Just 5% of Indians own more than 60% of the country’s wealth, while the bottom 50% possess only 3% of wealth, according to Oxfam India’s latest report ‘Survival of the Richest: The India story’, which will be released today at the World Economic Forum in Davos.
Oxfam India, an NGO that works in the sectors of child education, women empowerment and addressing inequality, through this report, seeks to urge the Union finance minister to implement progressive tax measures, such as wealth tax, in the upcoming Union Budget, it said in a press statement.
India currently does not have any wealth tax – which essentially refers to tax levied on one’s entire property in all forms.

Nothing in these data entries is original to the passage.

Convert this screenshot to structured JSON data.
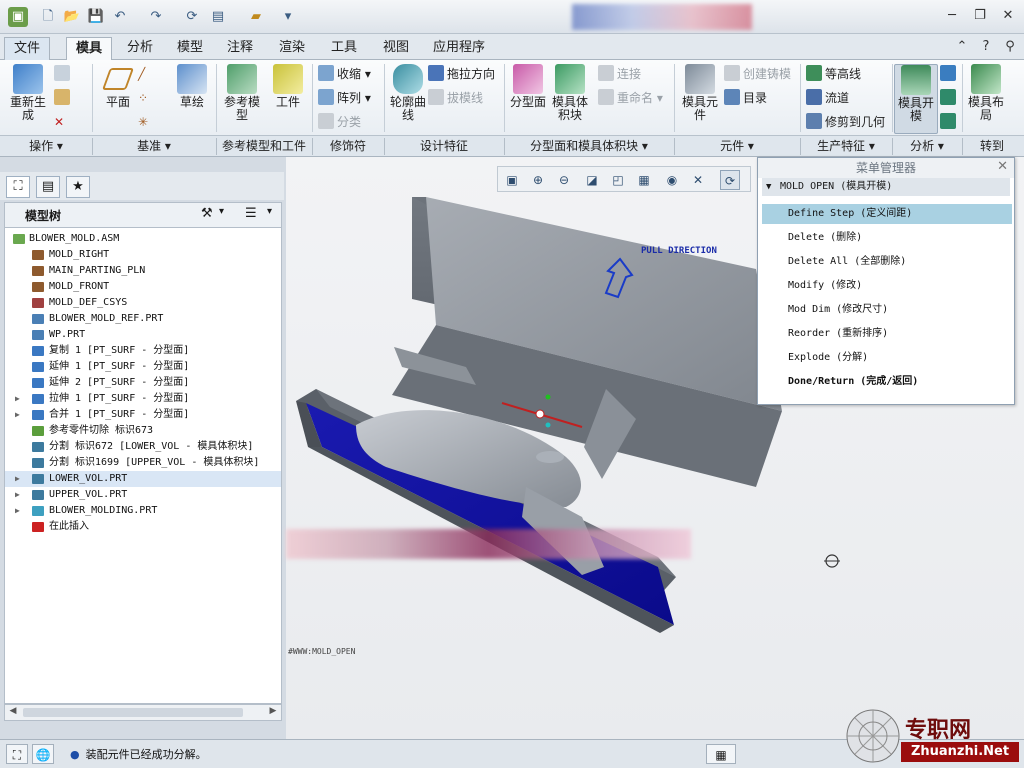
{
  "quick_access": {
    "icons": [
      "app-icon",
      "new-icon",
      "open-icon",
      "save-icon",
      "undo-icon",
      "redo-icon",
      "regenerate-icon",
      "windows-icon",
      "close-window-icon",
      "customize-icon"
    ]
  },
  "tabs": [
    "文件",
    "模具",
    "分析",
    "模型",
    "注释",
    "渲染",
    "工具",
    "视图",
    "应用程序"
  ],
  "ribbon": {
    "operations": {
      "regen": "重新生成",
      "group": "操作"
    },
    "datum": {
      "plane": "平面",
      "sketch": "草绘",
      "group": "基准"
    },
    "ref_model": {
      "ref": "参考模型",
      "workpiece": "工件",
      "group": "参考模型和工件"
    },
    "modifiers": {
      "shrink": "收缩",
      "pattern": "阵列",
      "classify": "分类",
      "group": "修饰符"
    },
    "design": {
      "contour": "轮廓曲线",
      "pull_dir": "拖拉方向",
      "draft_line": "拔模线",
      "group": "设计特征"
    },
    "parting": {
      "surface": "分型面",
      "volume": "模具体积块",
      "connect": "连接",
      "rename": "重命名",
      "group": "分型面和模具体积块"
    },
    "components": {
      "element": "模具元件",
      "create_cast": "创建铸模",
      "catalog": "目录",
      "group": "元件"
    },
    "production": {
      "contour_line": "等高线",
      "flow": "流道",
      "trim": "修剪到几何",
      "group": "生产特征"
    },
    "analysis": {
      "mold_open": "模具开模",
      "group": "分析"
    },
    "goto": {
      "layout": "模具布局",
      "group": "转到"
    }
  },
  "model_tree": {
    "title": "模型树",
    "items": [
      {
        "label": "BLOWER_MOLD.ASM",
        "expand": "",
        "color": "#6aa84f"
      },
      {
        "label": "MOLD_RIGHT",
        "expand": "",
        "color": "#8e5a2e"
      },
      {
        "label": "MAIN_PARTING_PLN",
        "expand": "",
        "color": "#8e5a2e"
      },
      {
        "label": "MOLD_FRONT",
        "expand": "",
        "color": "#8e5a2e"
      },
      {
        "label": "MOLD_DEF_CSYS",
        "expand": "",
        "color": "#a04040"
      },
      {
        "label": "BLOWER_MOLD_REF.PRT",
        "expand": "",
        "color": "#4a7fb5"
      },
      {
        "label": "WP.PRT",
        "expand": "",
        "color": "#4a7fb5"
      },
      {
        "label": "复制 1 [PT_SURF - 分型面]",
        "expand": "",
        "color": "#3a78c2"
      },
      {
        "label": "延伸 1 [PT_SURF - 分型面]",
        "expand": "",
        "color": "#3a78c2"
      },
      {
        "label": "延伸 2 [PT_SURF - 分型面]",
        "expand": "",
        "color": "#3a78c2"
      },
      {
        "label": "拉伸 1 [PT_SURF - 分型面]",
        "expand": "▶",
        "color": "#3a78c2"
      },
      {
        "label": "合并 1 [PT_SURF - 分型面]",
        "expand": "▶",
        "color": "#3a78c2"
      },
      {
        "label": "参考零件切除 标识673",
        "expand": "",
        "color": "#5b9e3c"
      },
      {
        "label": "分割 标识672 [LOWER_VOL - 模具体积块]",
        "expand": "",
        "color": "#3d7a9e"
      },
      {
        "label": "分割 标识1699 [UPPER_VOL - 模具体积块]",
        "expand": "",
        "color": "#3d7a9e"
      },
      {
        "label": "LOWER_VOL.PRT",
        "expand": "▶",
        "color": "#3d7a9e"
      },
      {
        "label": "UPPER_VOL.PRT",
        "expand": "▶",
        "color": "#3d7a9e"
      },
      {
        "label": "BLOWER_MOLDING.PRT",
        "expand": "▶",
        "color": "#3da0c0"
      },
      {
        "label": "在此插入",
        "expand": "",
        "color": "#cc2222"
      }
    ]
  },
  "graphics": {
    "pull_direction": "PULL DIRECTION",
    "view_label": "#WWW:MOLD_OPEN"
  },
  "menu_manager": {
    "title": "菜单管理器",
    "submenu": "MOLD OPEN (模具开模)",
    "items": [
      {
        "label": "Define Step (定义间距)",
        "selected": true,
        "bold": false
      },
      {
        "label": "Delete (删除)",
        "selected": false,
        "bold": false
      },
      {
        "label": "Delete All (全部删除)",
        "selected": false,
        "bold": false
      },
      {
        "label": "Modify (修改)",
        "selected": false,
        "bold": false
      },
      {
        "label": "Mod Dim (修改尺寸)",
        "selected": false,
        "bold": false
      },
      {
        "label": "Reorder (重新排序)",
        "selected": false,
        "bold": false
      },
      {
        "label": "Explode (分解)",
        "selected": false,
        "bold": false
      },
      {
        "label": "Done/Return (完成/返回)",
        "selected": false,
        "bold": true
      }
    ]
  },
  "status": {
    "message": "装配元件已经成功分解。"
  },
  "watermark": {
    "text": "专职网",
    "url": "Zhuanzhi.Net"
  }
}
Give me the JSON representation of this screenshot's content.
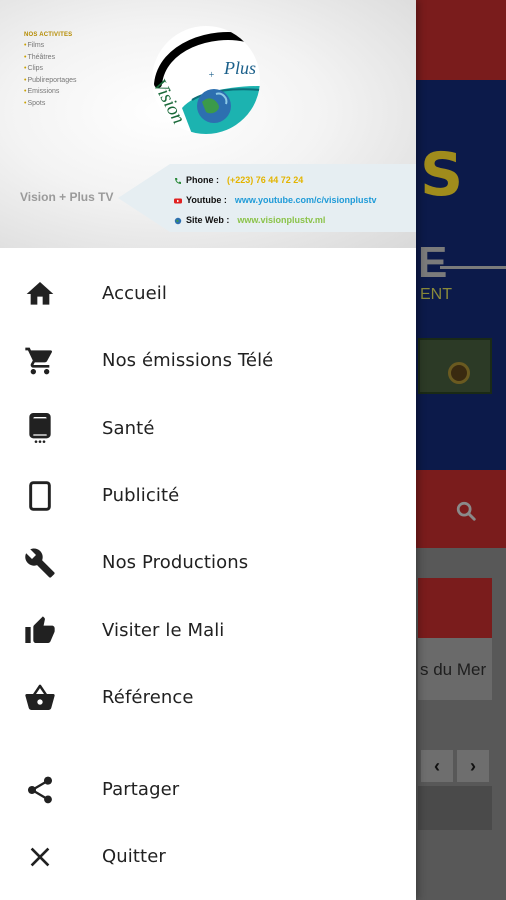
{
  "background": {
    "banner_letter_s": "S",
    "banner_letter_e": "E",
    "banner_subtext": "ENT",
    "card_text": "s du Mer",
    "nav_prev": "‹",
    "nav_next": "›"
  },
  "header": {
    "activities_title": "NOS ACTIVITES",
    "activities": [
      "Films",
      "Théâtres",
      "Clips",
      "Publireportages",
      "Emissions",
      "Spots"
    ],
    "logo_word1": "Vision",
    "logo_word2": "Plus",
    "logo_plus": "+",
    "brand": "Vision + Plus TV",
    "contacts": [
      {
        "label": "Phone :",
        "value": "(+223) 76 44 72 24",
        "color": "#e3b400"
      },
      {
        "label": "Youtube :",
        "value": "www.youtube.com/c/visionplustv",
        "color": "#1f9bd8"
      },
      {
        "label": "Site Web :",
        "value": "www.visionplustv.ml",
        "color": "#8bc34a"
      }
    ]
  },
  "menu": {
    "items": [
      {
        "label": "Accueil",
        "icon": "home-icon"
      },
      {
        "label": "Nos émissions Télé",
        "icon": "cart-icon"
      },
      {
        "label": "Santé",
        "icon": "mobile-phone-icon"
      },
      {
        "label": "Publicité",
        "icon": "tablet-icon"
      },
      {
        "label": "Nos Productions",
        "icon": "wrench-icon"
      },
      {
        "label": "Visiter le Mali",
        "icon": "thumb-up-icon"
      },
      {
        "label": "Référence",
        "icon": "basket-icon"
      },
      {
        "label": "Partager",
        "icon": "share-icon"
      },
      {
        "label": "Quitter",
        "icon": "close-icon"
      }
    ]
  }
}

India used to have a system under which a tax was levied at 1% on the net wealth in excess of Rs 30 lakh under the Wealth Tax Act 1957 – which was abolished in 2015. The taxation system, however, was not progressive in nature, as it did not have any slabs to ensure that the percentage of tax increased with an increase in wealth beyond the flat mark of Rs 30 lakh.

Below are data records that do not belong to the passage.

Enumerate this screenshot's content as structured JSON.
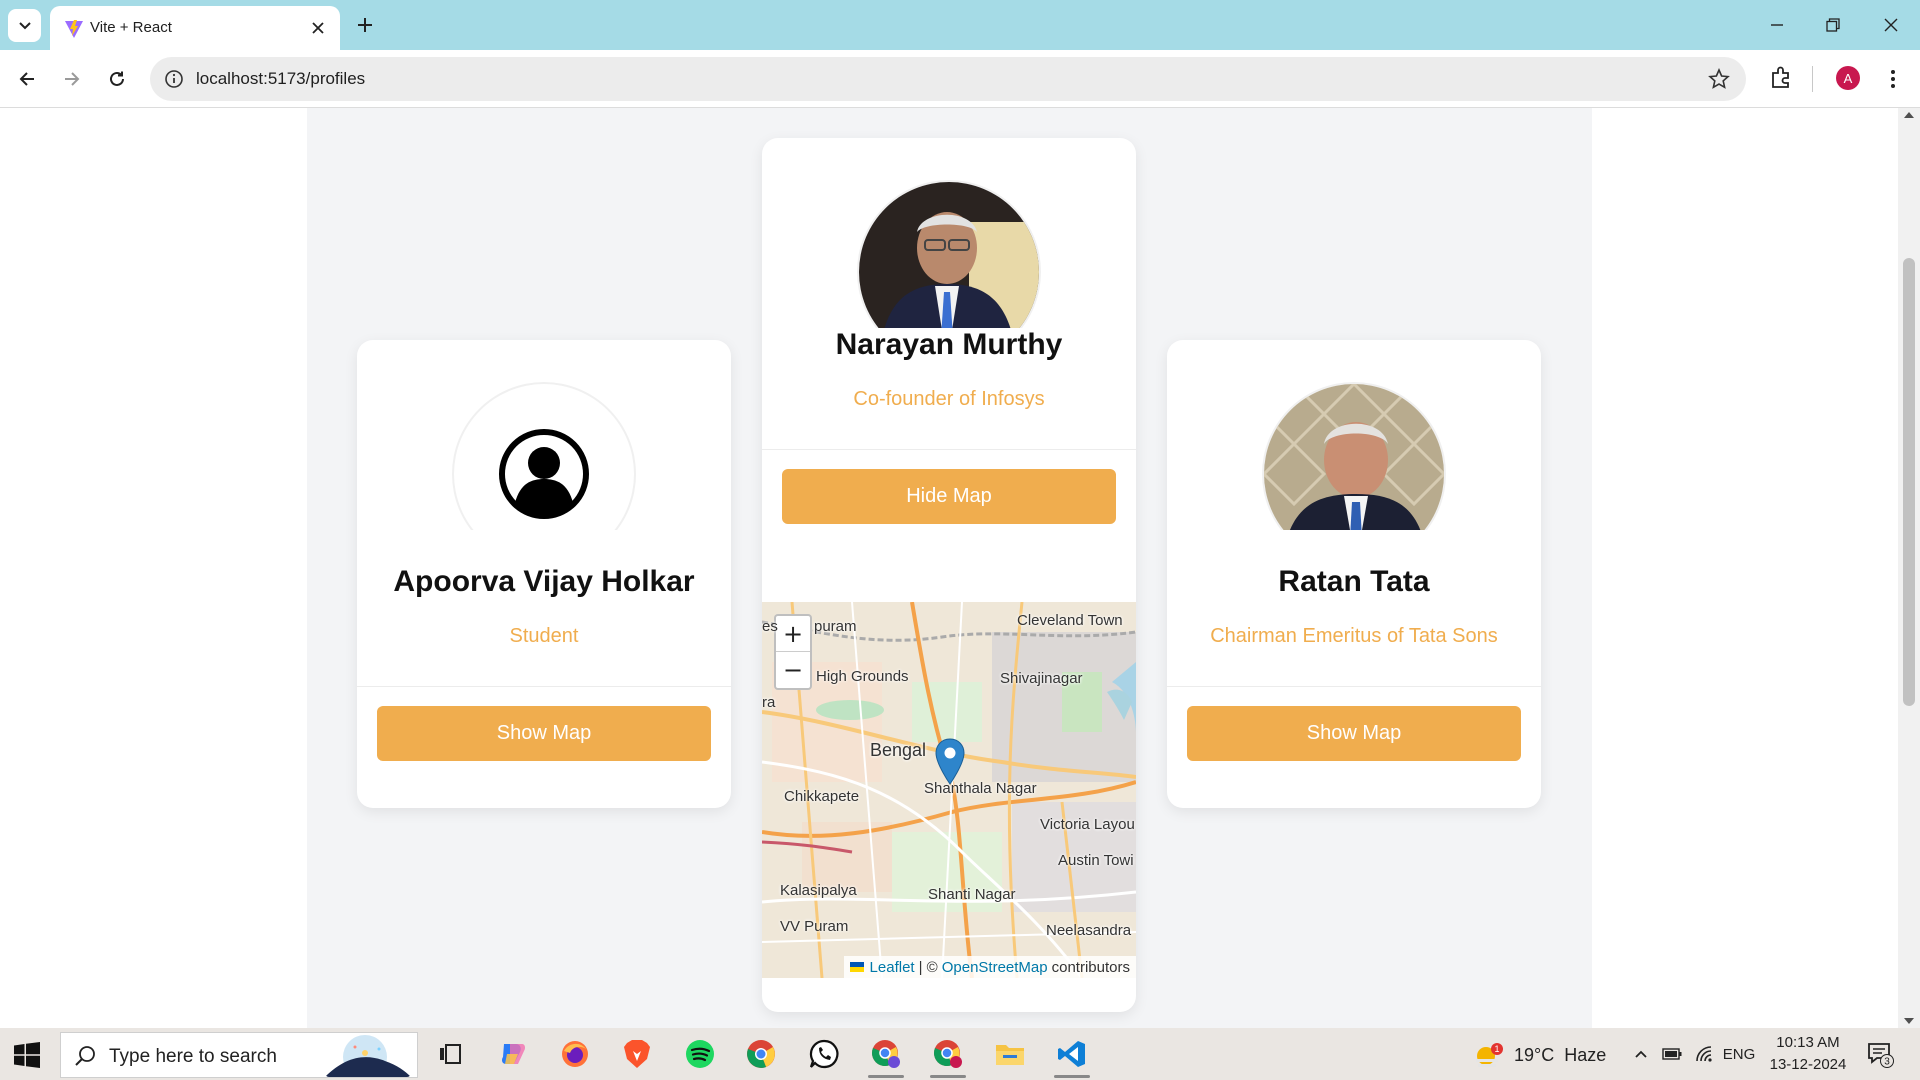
{
  "browser": {
    "tab_title": "Vite + React",
    "url": "localhost:5173/profiles",
    "profile_initial": "A"
  },
  "profiles": [
    {
      "name": "Apoorva Vijay Holkar",
      "role": "Student",
      "button_label": "Show Map",
      "photo": "default-user-icon",
      "map_visible": false
    },
    {
      "name": "Narayan Murthy",
      "role": "Co-founder of Infosys",
      "button_label": "Hide Map",
      "photo": "portrait-photo",
      "map_visible": true
    },
    {
      "name": "Ratan Tata",
      "role": "Chairman Emeritus of Tata Sons",
      "button_label": "Show Map",
      "photo": "portrait-photo",
      "map_visible": false
    }
  ],
  "map": {
    "zoom_in": "+",
    "zoom_out": "−",
    "labels": [
      "puram",
      "Cleveland Town",
      "High Grounds",
      "Shivajinagar",
      "Bengal",
      "Shanthala Nagar",
      "Chikkapete",
      "Victoria Layou",
      "Austin Towi",
      "Kalasipalya",
      "Shanti Nagar",
      "VV Puram",
      "Neelasandra",
      "es",
      "ra"
    ],
    "attribution_leaflet": "Leaflet",
    "attribution_sep": "| ©",
    "attribution_osm": "OpenStreetMap",
    "attribution_suffix": "contributors"
  },
  "taskbar": {
    "search_placeholder": "Type here to search",
    "weather": "19°C  Haze",
    "weather_badge": "1",
    "language": "ENG",
    "time": "10:13 AM",
    "date": "13-12-2024",
    "notification_count": "3"
  },
  "colors": {
    "accent": "#f0ad4e",
    "titlebar": "#a5dbe6",
    "page_bg": "#f3f4f6"
  }
}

The total number of billionaires in India increased from 102 in 2020 to 166 billionaires in 2022.
The report highlights that the combined wealth of India’s 100 richest has touched $660 billion (Rs 54.12 lakh crore) – an amount that could fund the entire Union Budget for more than 18 months.
“While the poor face severe hardships, the wealth of the top 10 richest in India stands at Rs 27.52 lakh crore ($335.7 billion) – an increase of around 32.8% compared to 2021,” the statement said.

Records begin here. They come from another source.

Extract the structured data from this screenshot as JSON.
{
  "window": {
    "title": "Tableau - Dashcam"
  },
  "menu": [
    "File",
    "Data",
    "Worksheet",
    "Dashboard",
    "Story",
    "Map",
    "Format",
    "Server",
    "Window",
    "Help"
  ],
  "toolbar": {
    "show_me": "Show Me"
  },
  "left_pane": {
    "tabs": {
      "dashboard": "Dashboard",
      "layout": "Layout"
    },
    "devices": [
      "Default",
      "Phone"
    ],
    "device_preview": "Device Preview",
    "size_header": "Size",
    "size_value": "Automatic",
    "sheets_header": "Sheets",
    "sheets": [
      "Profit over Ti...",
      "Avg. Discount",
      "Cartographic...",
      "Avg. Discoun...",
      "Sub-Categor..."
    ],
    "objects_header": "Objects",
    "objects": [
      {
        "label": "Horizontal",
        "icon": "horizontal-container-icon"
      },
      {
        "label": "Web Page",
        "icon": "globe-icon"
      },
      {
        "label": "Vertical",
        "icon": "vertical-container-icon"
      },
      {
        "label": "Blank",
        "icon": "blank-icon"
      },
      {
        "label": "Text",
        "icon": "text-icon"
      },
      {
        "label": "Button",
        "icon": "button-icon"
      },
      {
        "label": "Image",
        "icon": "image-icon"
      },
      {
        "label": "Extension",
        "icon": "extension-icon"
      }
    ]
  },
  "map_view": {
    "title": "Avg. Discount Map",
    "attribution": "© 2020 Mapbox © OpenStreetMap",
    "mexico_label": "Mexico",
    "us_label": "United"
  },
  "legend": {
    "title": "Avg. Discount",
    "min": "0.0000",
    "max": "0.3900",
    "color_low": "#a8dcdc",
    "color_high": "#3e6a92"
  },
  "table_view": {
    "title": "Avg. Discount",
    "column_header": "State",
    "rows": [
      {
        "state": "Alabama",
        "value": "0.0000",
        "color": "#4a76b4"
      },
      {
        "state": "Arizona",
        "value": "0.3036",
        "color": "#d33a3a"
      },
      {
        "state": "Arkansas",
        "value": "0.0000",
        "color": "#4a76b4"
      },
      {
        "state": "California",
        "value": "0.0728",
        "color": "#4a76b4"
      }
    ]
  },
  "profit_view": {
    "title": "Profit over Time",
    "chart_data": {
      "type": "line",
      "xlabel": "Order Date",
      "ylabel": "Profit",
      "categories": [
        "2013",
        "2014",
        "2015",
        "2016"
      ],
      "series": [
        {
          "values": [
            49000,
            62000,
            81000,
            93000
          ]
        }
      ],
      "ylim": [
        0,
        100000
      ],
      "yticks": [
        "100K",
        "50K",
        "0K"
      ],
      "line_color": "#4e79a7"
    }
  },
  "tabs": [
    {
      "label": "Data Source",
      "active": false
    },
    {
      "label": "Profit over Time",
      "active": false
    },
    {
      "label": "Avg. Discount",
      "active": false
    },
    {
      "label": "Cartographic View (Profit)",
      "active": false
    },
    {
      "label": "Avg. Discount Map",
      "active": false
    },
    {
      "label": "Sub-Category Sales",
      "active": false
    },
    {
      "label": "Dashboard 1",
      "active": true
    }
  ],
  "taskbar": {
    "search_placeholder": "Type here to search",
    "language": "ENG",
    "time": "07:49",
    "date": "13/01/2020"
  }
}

The wealth of the top 10 richest can finance the Ministry of Health and Family welfare and Ministry of Ayush for more than 30 years, India’s Union education budget for 26 years, or can fund MGNREGA for 38 years, it said.